Implications of Cell Size on Modeling of Facies Proportions: A Modern Carbonate Platform Example*
Gregory Benson1 and Steve Bachtel2
Search and Discovery Article #50039 (2006)
Posted November 8, 2006
*Adapted from extended abstract prepared for presentation at AAPG Annual Convention, Houston, Texas, April 9-12, 2006
1Exxon Mobil Upstream Research Company ([email protected])
In shallow carbonate platform interiors, a wide variation in micro-environments and associated depofacies are found in close proximity (example: patch reefs surrounded by skeletal grainstone rings within a background of peloidal packstone). When these depofacies are larger than the geologic model cell size, each cell can reasonably be assigned a discrete rock type, as is done in object-based modeling.

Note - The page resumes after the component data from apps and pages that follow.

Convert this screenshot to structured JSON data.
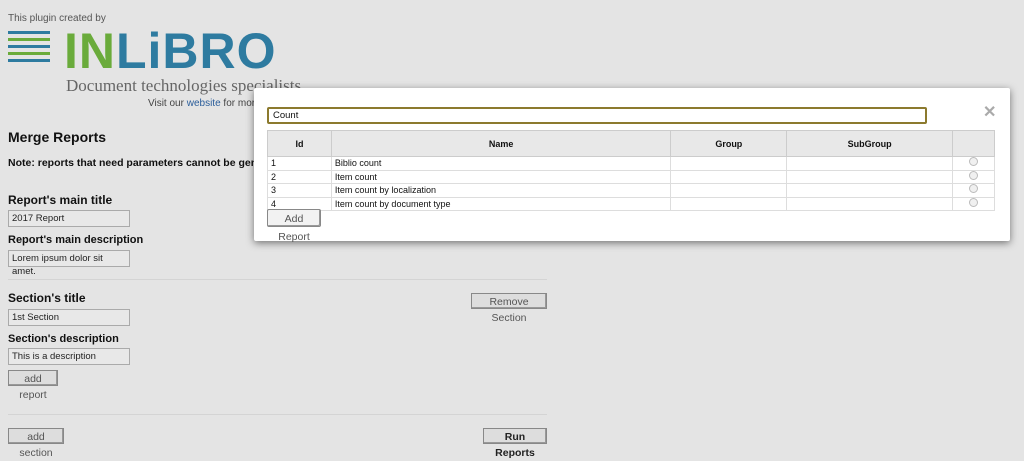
{
  "header": {
    "credit": "This plugin created by",
    "logo_text": "INLiBRO",
    "logo_part1": "IN",
    "logo_part2": "LiBRO",
    "tagline": "Document technologies specialists",
    "visit_prefix": "Visit our",
    "visit_link": "website",
    "visit_suffix": "for more",
    "colors": {
      "green": "#6aab3b",
      "blue": "#2e7ba0"
    }
  },
  "main": {
    "title": "Merge Reports",
    "note": "Note: reports that need parameters cannot be gene",
    "report_title_label": "Report's main title",
    "report_title_value": "2017 Report",
    "report_desc_label": "Report's main description",
    "report_desc_value": "Lorem ipsum dolor sit amet.",
    "section": {
      "title_label": "Section's title",
      "title_value": "1st Section",
      "desc_label": "Section's description",
      "desc_value": "This is a description",
      "remove_label": "Remove Section",
      "add_report_label": "add report"
    },
    "add_section_label": "add section",
    "run_label": "Run Reports"
  },
  "modal": {
    "search_value": "Count",
    "close_icon": "close-icon",
    "columns": [
      "Id",
      "Name",
      "Group",
      "SubGroup",
      ""
    ],
    "rows": [
      {
        "id": "1",
        "name": "Biblio count",
        "group": "",
        "subgroup": ""
      },
      {
        "id": "2",
        "name": "Item count",
        "group": "",
        "subgroup": ""
      },
      {
        "id": "3",
        "name": "Item count by localization",
        "group": "",
        "subgroup": ""
      },
      {
        "id": "4",
        "name": "Item count by document type",
        "group": "",
        "subgroup": ""
      }
    ],
    "add_label": "Add Report"
  }
}
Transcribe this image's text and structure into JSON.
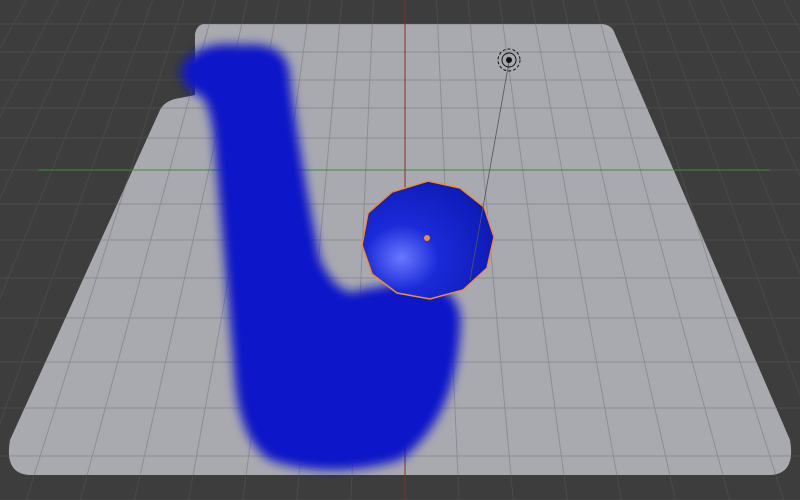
{
  "viewport": {
    "type": "3d-viewport",
    "colors": {
      "background": "#3d3d3d",
      "world_grid": "#4a4a4a",
      "plane": "#a9a9b0",
      "plane_grid": "#8d8d94",
      "paint": "#0a14c8",
      "sphere": "#1628d2",
      "selection_outline": "#f0902a",
      "x_axis": "#8a2a2a",
      "y_axis": "#3f8a3f"
    },
    "objects": [
      {
        "name": "plane",
        "icon": "plane-mesh"
      },
      {
        "name": "paint-stroke",
        "icon": "paint-stroke"
      },
      {
        "name": "sphere",
        "icon": "sphere-mesh",
        "selected": true
      },
      {
        "name": "lamp",
        "icon": "lamp-icon"
      }
    ]
  }
}
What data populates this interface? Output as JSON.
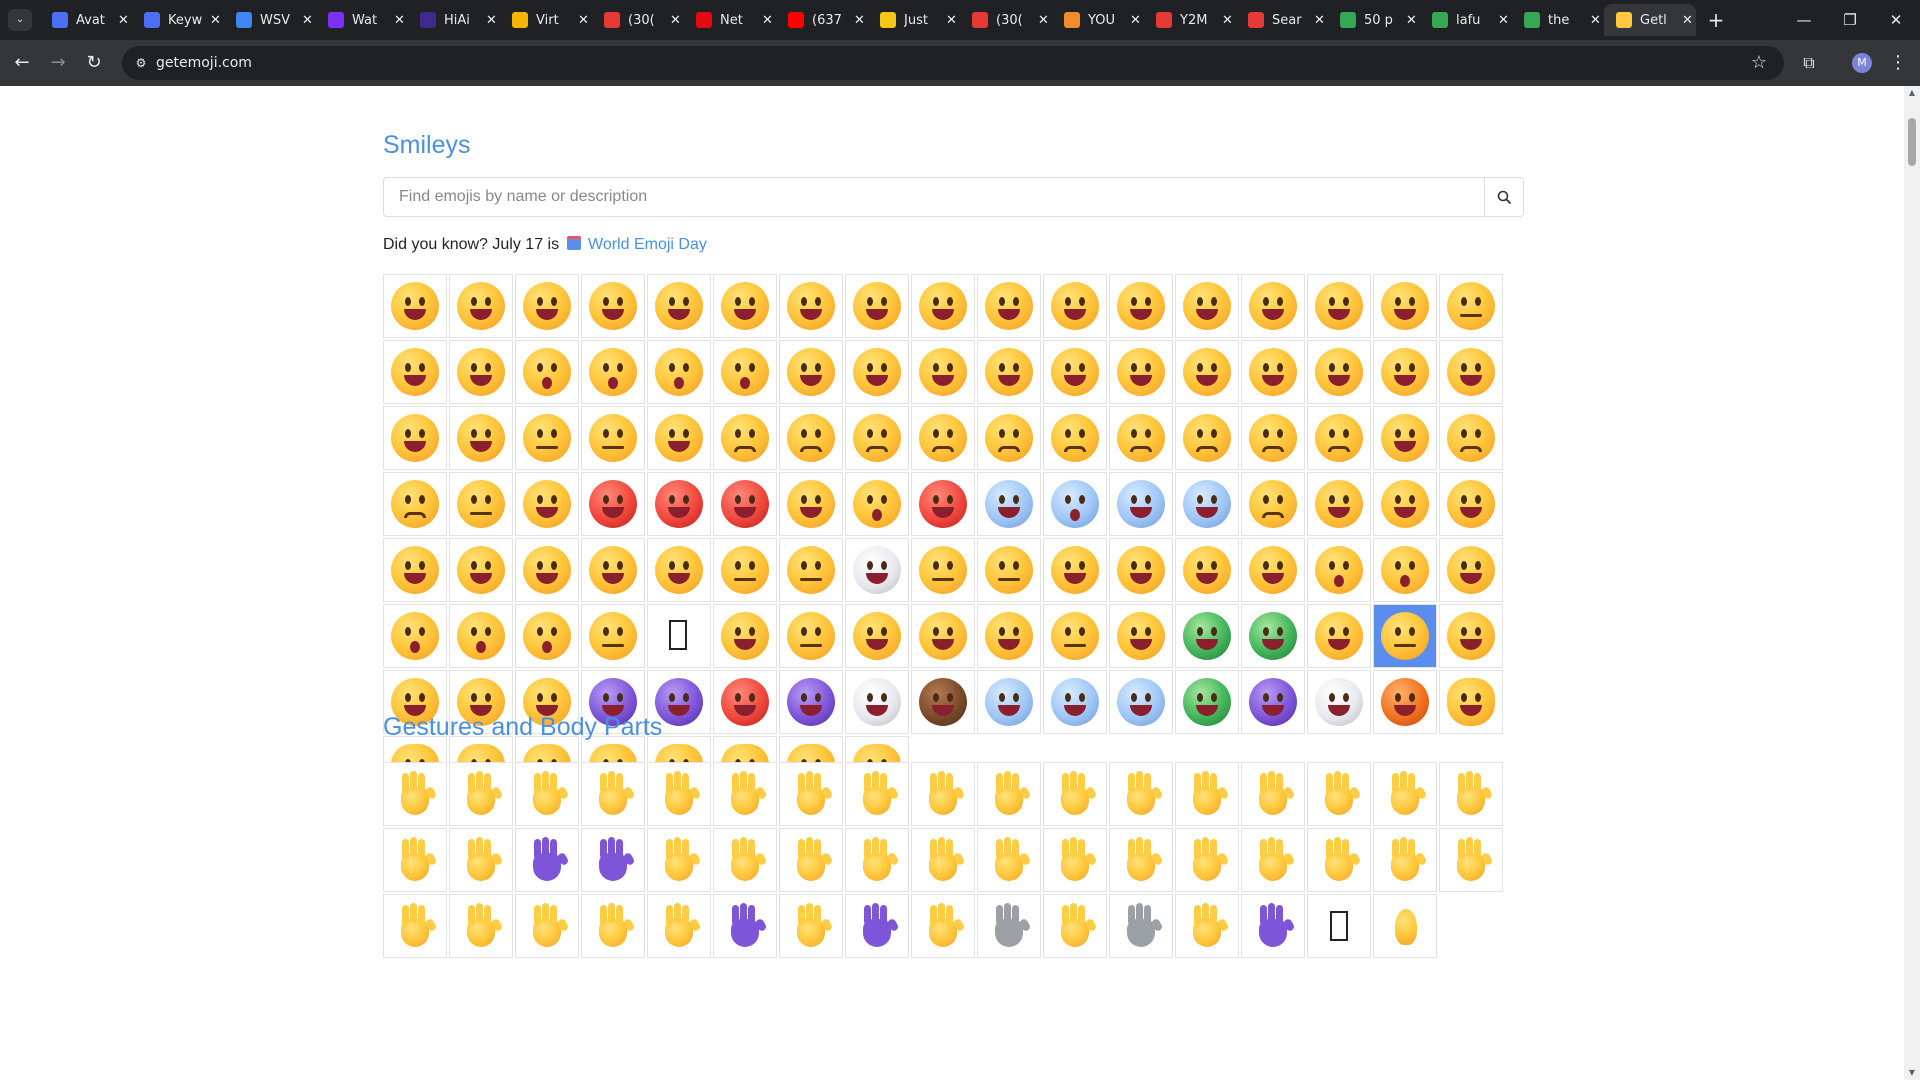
{
  "browser": {
    "tabs": [
      {
        "title": "Avat",
        "favicon_color": "#4c6ef5"
      },
      {
        "title": "Keyw",
        "favicon_color": "#4c6ef5"
      },
      {
        "title": "WSV",
        "favicon_color": "#4285f4"
      },
      {
        "title": "Wat",
        "favicon_color": "#7b2ff7"
      },
      {
        "title": "HiAi",
        "favicon_color": "#3d2a8a"
      },
      {
        "title": "Virt",
        "favicon_color": "#f4b400"
      },
      {
        "title": "(30(",
        "favicon_color": "#e53935"
      },
      {
        "title": "Net",
        "favicon_color": "#e50914"
      },
      {
        "title": "(637",
        "favicon_color": "#ff0000"
      },
      {
        "title": "Just",
        "favicon_color": "#f5c518"
      },
      {
        "title": "(30(",
        "favicon_color": "#e53935"
      },
      {
        "title": "YOU",
        "favicon_color": "#f28c28"
      },
      {
        "title": "Y2M",
        "favicon_color": "#e53935"
      },
      {
        "title": "Sear",
        "favicon_color": "#e53935"
      },
      {
        "title": "50 p",
        "favicon_color": "#34a853"
      },
      {
        "title": "lafu",
        "favicon_color": "#34a853"
      },
      {
        "title": "the",
        "favicon_color": "#34a853"
      },
      {
        "title": "Getl",
        "favicon_color": "#ffc83d"
      }
    ],
    "url": "getemoji.com",
    "profile_initial": "M",
    "new_tab_label": "+",
    "window_controls": {
      "minimize": "—",
      "restore": "❐",
      "close": "✕"
    }
  },
  "page": {
    "sections": [
      {
        "title": "Smileys",
        "search_placeholder": "Find emojis by name or description",
        "did_you_know_prefix": "Did you know? July 17 is",
        "did_you_know_link": "World Emoji Day",
        "emojis": [
          "grinning face",
          "grinning face with big eyes",
          "grinning face with smiling eyes",
          "beaming face with smiling eyes",
          "grinning squinting face",
          "grinning face with sweat",
          "rolling on the floor laughing",
          "face with tears of joy",
          "smiling face with tear",
          "face holding back tears",
          "smiling face",
          "smiling face with smiling eyes",
          "smiling face with halo",
          "slightly smiling face",
          "upside-down face",
          "winking face",
          "relieved face",
          "smiling face with heart-eyes",
          "smiling face with hearts",
          "face blowing a kiss",
          "kissing face",
          "kissing face with smiling eyes",
          "kissing face with closed eyes",
          "face savoring food",
          "face with tongue",
          "squinting face with tongue",
          "winking face with tongue",
          "zany face",
          "face with raised eyebrow",
          "face with monocle",
          "nerd face",
          "smiling face with sunglasses",
          "disguised face",
          "star-struck",
          "partying face",
          "face exhaling",
          "smirking face",
          "unamused face",
          "face with spiral eyes",
          "disappointed face",
          "pensive face",
          "worried face",
          "confused face",
          "slightly frowning face",
          "frowning face",
          "persevering face",
          "confounded face",
          "tired face",
          "weary face",
          "pleading face",
          "crying face",
          "loudly crying face",
          "sleepy face",
          "face with steam from nose",
          "angry face",
          "pouting face",
          "face with symbols on mouth",
          "exploding head",
          "flushed face",
          "hot face",
          "cold face",
          "face screaming in fear",
          "fearful face",
          "anxious face with sweat",
          "sad but relieved face",
          "downcast face with sweat",
          "face with open eyes and hand over mouth",
          "smiling face with open hands",
          "saluting face",
          "face with hand over mouth",
          "thinking face",
          "face with peeking eye",
          "shushing face",
          "face with diagonal mouth",
          "face without mouth",
          "face in clouds",
          "neutral face",
          "expressionless face",
          "grimacing face",
          "face with rolling eyes",
          "melting face",
          "dotted line face",
          "hushed face",
          "astonished face",
          "anguished face",
          "face with open mouth",
          "astonished face alt",
          "yawning face",
          "sleeping face",
          "shaking face",
          "drooling face",
          "sleepy face alt",
          "face with crossed-out eyes",
          "face with spiral eyes alt",
          "dotted line face alt",
          "zipper-mouth face",
          "woozy face",
          "nauseated face",
          "face vomiting",
          "sneezing face",
          "face with medical mask",
          "face with thermometer",
          "face with head-bandage",
          "money-mouth face",
          "cowboy hat face",
          "smiling face with horns",
          "angry face with horns",
          "ogre",
          "goblin",
          "clown face",
          "pile of poo",
          "ghost",
          "skull",
          "skull and crossbones",
          "alien",
          "alien monster",
          "robot",
          "jack-o-lantern",
          "grinning cat",
          "grinning cat with big eyes",
          "cat with tears of joy",
          "smiling cat with heart-eyes",
          "cat with wry smile",
          "kissing cat",
          "weary cat",
          "crying cat",
          "pouting cat"
        ]
      },
      {
        "title": "Gestures and Body Parts",
        "emojis": [
          "waving hand",
          "raised back of hand",
          "hand with fingers splayed",
          "raised hand",
          "vulcan salute",
          "ok hand",
          "pinched fingers",
          "pinching hand",
          "victory hand",
          "crossed fingers",
          "hand with index finger and thumb crossed",
          "love-you gesture",
          "sign of the horns",
          "thumbs up",
          "raised fist",
          "leftwards hand",
          "rightwards hand",
          "palm down hand",
          "palm up hand",
          "leftwards pushing hand",
          "rightwards pushing hand",
          "backhand index pointing left",
          "backhand index pointing right",
          "backhand index pointing up",
          "middle finger",
          "backhand index pointing down",
          "index pointing up",
          "thumbs down",
          "raised fist alt",
          "oncoming fist",
          "left-facing fist",
          "right-facing fist",
          "clapping hands",
          "heart hands",
          "raising hands",
          "open hands",
          "palms up together",
          "handshake",
          "folded hands",
          "writing hand",
          "nail polish",
          "selfie",
          "flexed biceps",
          "mechanical arm",
          "leg",
          "mechanical leg",
          "foot",
          "footprints",
          "unsupported glyph",
          "ear"
        ]
      }
    ]
  },
  "colors": {
    "accent": "#4a90e2",
    "selected": "#5b8def",
    "tab_bar": "#202124",
    "toolbar": "#35363a"
  }
}
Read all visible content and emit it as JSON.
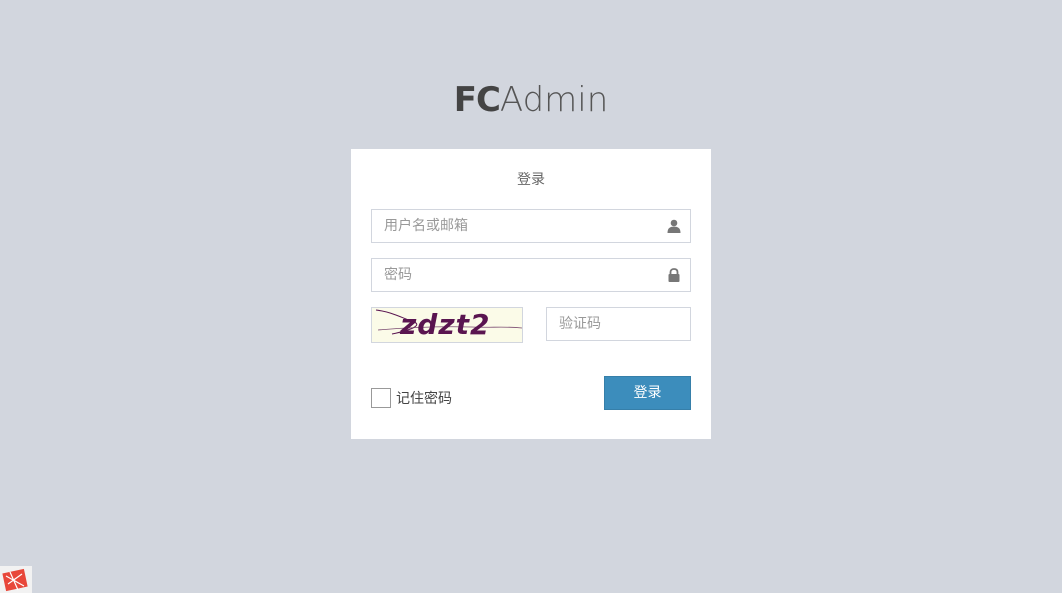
{
  "logo": {
    "bold": "FC",
    "light": "Admin"
  },
  "login_box": {
    "message": "登录",
    "username": {
      "placeholder": "用户名或邮箱",
      "value": "",
      "icon": "user-icon"
    },
    "password": {
      "placeholder": "密码",
      "value": "",
      "icon": "lock-icon"
    },
    "captcha": {
      "image_text": "zdzt2",
      "placeholder": "验证码",
      "value": ""
    },
    "remember": {
      "label": "记住密码",
      "checked": false
    },
    "submit_label": "登录"
  },
  "colors": {
    "background": "#d2d6de",
    "primary": "#3c8dbc",
    "captcha_text": "#5a1550"
  },
  "corner_badge": {
    "icon": "app-logo-icon"
  }
}
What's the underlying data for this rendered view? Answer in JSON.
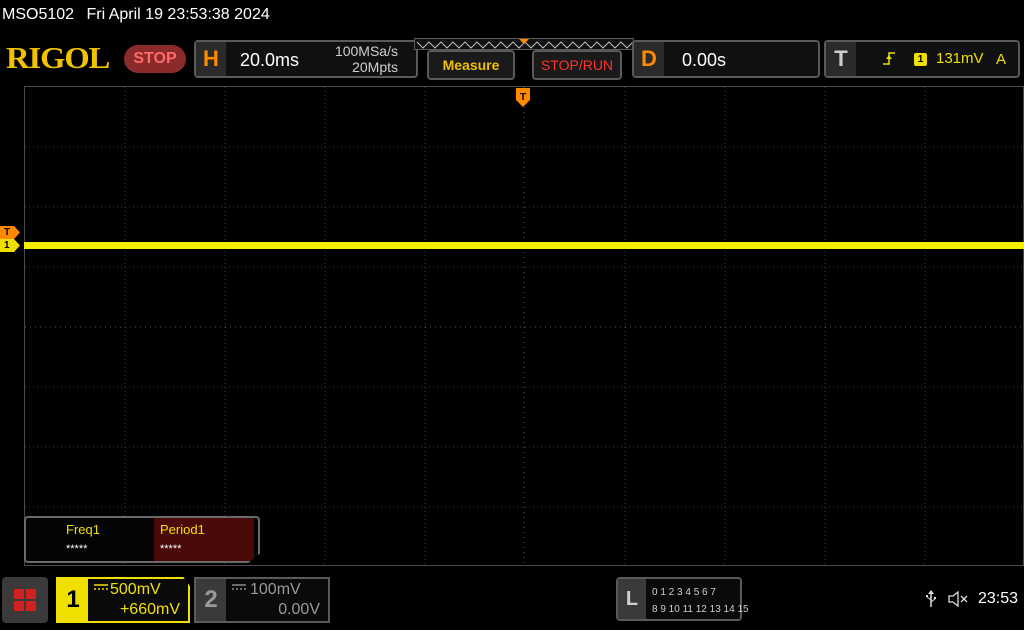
{
  "titlebar": {
    "model": "MSO5102",
    "datetime": "Fri April 19 23:53:38 2024"
  },
  "header": {
    "logo": "RIGOL",
    "run_state": "STOP",
    "horizontal": {
      "letter": "H",
      "timebase": "20.0ms",
      "sample_rate": "100MSa/s",
      "memory_depth": "20Mpts"
    },
    "buttons": {
      "measure": "Measure",
      "stop_run": "STOP/RUN"
    },
    "delay": {
      "letter": "D",
      "value": "0.00s"
    },
    "trigger": {
      "letter": "T",
      "edge_icon": "rising-edge-icon",
      "source": "1",
      "level": "131mV",
      "mode": "A"
    }
  },
  "screen": {
    "trigger_marker_top": "T",
    "left_trigger_marker": "T",
    "ch1_marker": "1",
    "trace_color": "#f7ee00"
  },
  "measurements": [
    {
      "label": "Freq1",
      "value": "*****"
    },
    {
      "label": "Period1",
      "value": "*****"
    }
  ],
  "channels": {
    "ch1": {
      "number": "1",
      "coupling": "DC",
      "scale": "500mV",
      "offset": "+660mV",
      "color": "#f0e000"
    },
    "ch2": {
      "number": "2",
      "coupling": "DC",
      "scale": "100mV",
      "offset": "0.00V",
      "color": "#9a9a9a"
    }
  },
  "logic": {
    "letter": "L",
    "row1": "0 1 2 3   4 5 6 7",
    "row2": "8  9 10 11  12 13 14 15"
  },
  "status": {
    "usb_icon": "usb-icon",
    "sound_icon": "mute-icon",
    "time": "23:53"
  }
}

However, if the cells need to be made so large that they encompass a mix of depofacies, the modeler has the choice to either assign the cell only its most populous facies (ignoring minority rock types that may contribute significantly to flow) or to characterize the cells as a mixture of depofacies using multiple facies proportions.
This pixel-based satellite image research using LANDSAT 7 data investigates how the stochastic modeling parameters for facies proportions need to change as a function of cell size. Generally, as cells get larger the variance of facies proportions is progressively reduced because cells become less likely to contain only a single facies. In other words, when cells get larger they encompass more diversity, eventually becoming almost homogeneous in their degree of diversity. This is the effect predicted from the Central Limit Theorem.
Consider a simple example in which 50-meter wide patch reefs are sparsely scattered across an area (Figure 1). The odds of a single model cell containing more than one patch reef is a function of the spacing of these relatively small patch reefs over the platform combined with the size of the model cell. One of these 50-meter reefs would account for 100% of four contiguous 25-meter model cells. But since the individual reefs are widely separated, the surrounding model cells would contain 0% of patch reef depofacies. In contrast, when using 100-meter model cells that same 50-meter patch reef can account for no more than 25% of any cell. So, for 25 meter model cells the range of expected patch reef proportions would vary from 0 to 100%, but for 100 meter model cells the range of patch reef proportions would only range from 0 to 25%, since no individual 50-meter reef could ever occupy more than ¼ of any 100m model cell.
In addition to the facies proportion variance reduction observations mentioned above, experimental variogram ranges are observed to become longer as cell dimensions increase. Staying with the patch reef example (Figure 2), consider that the concentration and spacing of these small patch reefs changes across the platform. In some areas the patch reefs cluster more tightly, and in other areas they are relatively rare. At larger cell sizes the short wavelength data (detailed locations of individual patch reefs) are averaged out, but longer wavelength patterns of patch reef clustering begin to emerge. Thus cell size defines the frequency content, and this defines the minimum limit of the variogram range. The insights from this LANDSAT photo analysis are useful whether we are creating depofacies probability models for use as conditioning volumes for small, discrete cell assignments (OBM or SISIM) or as large, common-scale facies proportions for purposes of assigning flow characteristics for input to reservoir simulation (whole-cell effective property estimation).